The province of Ontario, despite its population and revenue generation capabilities through sport fishing, has no provincially recognized program for fishing guides. This means that any person with a fishin’ pole and a boat can call themselves a guide and charge whatever they want. However the potential ramifications of this are many and can be detrimental to those “legitimate” outfitters that carry insurance and require their guides to maintain a certain standard.
When I started guiding 20 years ago there were essentially two primary outfitters in the game with a staff of guides and for all intents and purposes, we set the bar in terms of pricing standards (It is also worth noting that fly fishing guiding rates in Southern Ontario have not increased at all since that time).
The original standard was put in place and was followed closely by the other guides who followed in the trade. Gradually improvements were made to the individuals programs to the extent that we now have a very solid product in our region with better than average value.
The reason that I write this is that there is an increasing number of “amateurs” getting into the game that are not only diluting or de-valuing what is currently the fair market price, they are also to a good degree, setting a standard of their own that is not the image that professional outfits have worked so hard to retain. Recently, I had conversation with a gentleman who decided he needed a guide to flatten the learning curve as there were a number of areas that he was struggling with. When we reached in our conversation the topic of rates, he was taken aback. We are not the cheapest or the most expensive so realistically, price should not come into play but because he had talked to another “guide” before us, his image of a typical day on the water was $150.00 with a guy who would show him around and yes, actually fish with him.

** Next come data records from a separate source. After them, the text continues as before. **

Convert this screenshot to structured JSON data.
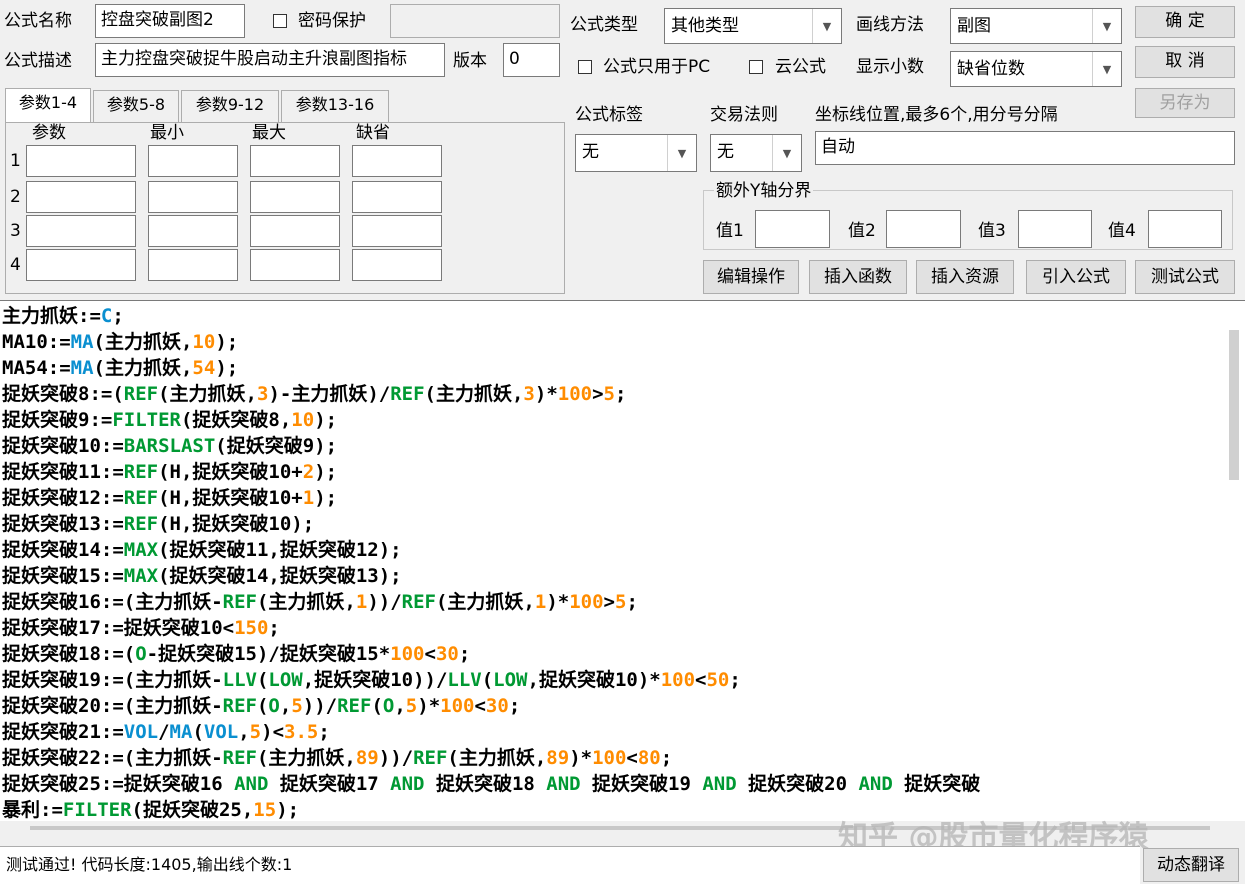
{
  "top": {
    "formula_name_label": "公式名称",
    "formula_name_value": "控盘突破副图2",
    "password_label": "密码保护",
    "formula_desc_label": "公式描述",
    "formula_desc_value": "主力控盘突破捉牛股启动主升浪副图指标",
    "version_label": "版本",
    "version_value": "0",
    "formula_type_label": "公式类型",
    "formula_type_value": "其他类型",
    "draw_method_label": "画线方法",
    "draw_method_value": "副图",
    "pc_only_label": "公式只用于PC",
    "cloud_label": "云公式",
    "decimals_label": "显示小数",
    "decimals_value": "缺省位数",
    "ok_button": "确 定",
    "cancel_button": "取 消",
    "saveas_button": "另存为"
  },
  "tabs": [
    "参数1-4",
    "参数5-8",
    "参数9-12",
    "参数13-16"
  ],
  "params": {
    "headers": [
      "参数",
      "最小",
      "最大",
      "缺省"
    ],
    "rows": [
      "1",
      "2",
      "3",
      "4"
    ]
  },
  "right": {
    "tag_label": "公式标签",
    "tag_value": "无",
    "trade_rule_label": "交易法则",
    "trade_rule_value": "无",
    "axis_label": "坐标线位置,最多6个,用分号分隔",
    "axis_value": "自动",
    "extra_y_label": "额外Y轴分界",
    "val_labels": [
      "值1",
      "值2",
      "值3",
      "值4"
    ]
  },
  "actions": [
    "编辑操作",
    "插入函数",
    "插入资源",
    "引入公式",
    "测试公式"
  ],
  "code": [
    [
      [
        "t",
        "主力抓妖:="
      ],
      [
        "f",
        "C"
      ],
      [
        "t",
        ";"
      ]
    ],
    [
      [
        "t",
        "MA10:="
      ],
      [
        "f",
        "MA"
      ],
      [
        "t",
        "(主力抓妖,"
      ],
      [
        "n",
        "10"
      ],
      [
        "t",
        ");"
      ]
    ],
    [
      [
        "t",
        "MA54:="
      ],
      [
        "f",
        "MA"
      ],
      [
        "t",
        "(主力抓妖,"
      ],
      [
        "n",
        "54"
      ],
      [
        "t",
        ");"
      ]
    ],
    [
      [
        "t",
        "捉妖突破8:=("
      ],
      [
        "kw",
        "REF"
      ],
      [
        "t",
        "(主力抓妖,"
      ],
      [
        "n",
        "3"
      ],
      [
        "t",
        ")-主力抓妖)/"
      ],
      [
        "kw",
        "REF"
      ],
      [
        "t",
        "(主力抓妖,"
      ],
      [
        "n",
        "3"
      ],
      [
        "t",
        ")*"
      ],
      [
        "n",
        "100"
      ],
      [
        "t",
        ">"
      ],
      [
        "n",
        "5"
      ],
      [
        "t",
        ";"
      ]
    ],
    [
      [
        "t",
        "捉妖突破9:="
      ],
      [
        "kw",
        "FILTER"
      ],
      [
        "t",
        "(捉妖突破8,"
      ],
      [
        "n",
        "10"
      ],
      [
        "t",
        ");"
      ]
    ],
    [
      [
        "t",
        "捉妖突破10:="
      ],
      [
        "kw",
        "BARSLAST"
      ],
      [
        "t",
        "(捉妖突破9);"
      ]
    ],
    [
      [
        "t",
        "捉妖突破11:="
      ],
      [
        "kw",
        "REF"
      ],
      [
        "t",
        "(H,捉妖突破10+"
      ],
      [
        "n",
        "2"
      ],
      [
        "t",
        ");"
      ]
    ],
    [
      [
        "t",
        "捉妖突破12:="
      ],
      [
        "kw",
        "REF"
      ],
      [
        "t",
        "(H,捉妖突破10+"
      ],
      [
        "n",
        "1"
      ],
      [
        "t",
        ");"
      ]
    ],
    [
      [
        "t",
        "捉妖突破13:="
      ],
      [
        "kw",
        "REF"
      ],
      [
        "t",
        "(H,捉妖突破10);"
      ]
    ],
    [
      [
        "t",
        "捉妖突破14:="
      ],
      [
        "kw",
        "MAX"
      ],
      [
        "t",
        "(捉妖突破11,捉妖突破12);"
      ]
    ],
    [
      [
        "t",
        "捉妖突破15:="
      ],
      [
        "kw",
        "MAX"
      ],
      [
        "t",
        "(捉妖突破14,捉妖突破13);"
      ]
    ],
    [
      [
        "t",
        "捉妖突破16:=(主力抓妖-"
      ],
      [
        "kw",
        "REF"
      ],
      [
        "t",
        "(主力抓妖,"
      ],
      [
        "n",
        "1"
      ],
      [
        "t",
        "))/"
      ],
      [
        "kw",
        "REF"
      ],
      [
        "t",
        "(主力抓妖,"
      ],
      [
        "n",
        "1"
      ],
      [
        "t",
        ")*"
      ],
      [
        "n",
        "100"
      ],
      [
        "t",
        ">"
      ],
      [
        "n",
        "5"
      ],
      [
        "t",
        ";"
      ]
    ],
    [
      [
        "t",
        "捉妖突破17:=捉妖突破10<"
      ],
      [
        "n",
        "150"
      ],
      [
        "t",
        ";"
      ]
    ],
    [
      [
        "t",
        "捉妖突破18:=("
      ],
      [
        "kw",
        "O"
      ],
      [
        "t",
        "-捉妖突破15)/捉妖突破15*"
      ],
      [
        "n",
        "100"
      ],
      [
        "t",
        "<"
      ],
      [
        "n",
        "30"
      ],
      [
        "t",
        ";"
      ]
    ],
    [
      [
        "t",
        "捉妖突破19:=(主力抓妖-"
      ],
      [
        "kw",
        "LLV"
      ],
      [
        "t",
        "("
      ],
      [
        "kw",
        "LOW"
      ],
      [
        "t",
        ",捉妖突破10))/"
      ],
      [
        "kw",
        "LLV"
      ],
      [
        "t",
        "("
      ],
      [
        "kw",
        "LOW"
      ],
      [
        "t",
        ",捉妖突破10)*"
      ],
      [
        "n",
        "100"
      ],
      [
        "t",
        "<"
      ],
      [
        "n",
        "50"
      ],
      [
        "t",
        ";"
      ]
    ],
    [
      [
        "t",
        "捉妖突破20:=(主力抓妖-"
      ],
      [
        "kw",
        "REF"
      ],
      [
        "t",
        "("
      ],
      [
        "kw",
        "O"
      ],
      [
        "t",
        ","
      ],
      [
        "n",
        "5"
      ],
      [
        "t",
        "))/"
      ],
      [
        "kw",
        "REF"
      ],
      [
        "t",
        "("
      ],
      [
        "kw",
        "O"
      ],
      [
        "t",
        ","
      ],
      [
        "n",
        "5"
      ],
      [
        "t",
        ")*"
      ],
      [
        "n",
        "100"
      ],
      [
        "t",
        "<"
      ],
      [
        "n",
        "30"
      ],
      [
        "t",
        ";"
      ]
    ],
    [
      [
        "t",
        "捉妖突破21:="
      ],
      [
        "f",
        "VOL"
      ],
      [
        "t",
        "/"
      ],
      [
        "f",
        "MA"
      ],
      [
        "t",
        "("
      ],
      [
        "f",
        "VOL"
      ],
      [
        "t",
        ","
      ],
      [
        "n",
        "5"
      ],
      [
        "t",
        ")<"
      ],
      [
        "n",
        "3.5"
      ],
      [
        "t",
        ";"
      ]
    ],
    [
      [
        "t",
        "捉妖突破22:=(主力抓妖-"
      ],
      [
        "kw",
        "REF"
      ],
      [
        "t",
        "(主力抓妖,"
      ],
      [
        "n",
        "89"
      ],
      [
        "t",
        "))/"
      ],
      [
        "kw",
        "REF"
      ],
      [
        "t",
        "(主力抓妖,"
      ],
      [
        "n",
        "89"
      ],
      [
        "t",
        ")*"
      ],
      [
        "n",
        "100"
      ],
      [
        "t",
        "<"
      ],
      [
        "n",
        "80"
      ],
      [
        "t",
        ";"
      ]
    ],
    [
      [
        "t",
        "捉妖突破25:=捉妖突破16 "
      ],
      [
        "kw",
        "AND"
      ],
      [
        "t",
        " 捉妖突破17 "
      ],
      [
        "kw",
        "AND"
      ],
      [
        "t",
        " 捉妖突破18 "
      ],
      [
        "kw",
        "AND"
      ],
      [
        "t",
        " 捉妖突破19 "
      ],
      [
        "kw",
        "AND"
      ],
      [
        "t",
        " 捉妖突破20 "
      ],
      [
        "kw",
        "AND"
      ],
      [
        "t",
        " 捉妖突破"
      ]
    ],
    [
      [
        "t",
        "暴利:="
      ],
      [
        "kw",
        "FILTER"
      ],
      [
        "t",
        "(捉妖突破25,"
      ],
      [
        "n",
        "15"
      ],
      [
        "t",
        ");"
      ]
    ]
  ],
  "status_text": "测试通过! 代码长度:1405,输出线个数:1",
  "translate_button": "动态翻译",
  "watermark": "知乎 @股市量化程序猿"
}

That’s the way of things in an unregulated trade and I’m not necessarily saying that I would like to see something put in place at the Provincial level as the status quo has been pretty good, but consumers need to be aware. If you break it down like this; the guide that charges $150.00 with a lunch is netting about $90.00 a day (lunch $20.00, gas $20.00 and terminal tackle $20.00).
That works out to about $10.00/hour or $1.25 below minimum wage. If you want to be guided by someone willing to make less than minimum wage than so be it, but don’t expect much. The guide will likely catch more fish than you and he won’t be around much to actually help out or… “guide” you.
In order to break down the current rate that the majority of Ontario fly fishing guides charge, you need to consider far more than just your day on the water. Typically, the most respected guides spend an extraordinary amount of time and money scouting so that you, the client has the best shot at fish. They spend more time on the road and at the fly tying bench than your average angler and develop a greater sense of what is going on in their region than most. Further to that, the typical day in the life of a guide starts long before you meet him and ends hours after you part ways. By the time you get your shore lunch, the drift boat is cleaned out, flies are replenished, coolers cleaned out and his tackle sorted, the average day is 12 to 14 hours long.
You also need to consider that although there are only a handful of full time guides in the region that rely 100% on the trade, there are several that although considered part time, it is still an important part of their income. These guys, both the full time and part time guides have websites, carry insurance, may have a brick and mortar retail operation and various other lines of overhead that great reduce their profit margin and let’s be real here, this is a business for these guys and not a past-time. You won’t see any of these guys carrying a rod unless it is for you and you can rest assured that he won’t fish with you. He will however, give you his undivided attention and will work harder than you can imagine to in his effort to find you fish because in the end, that is what he does for a living.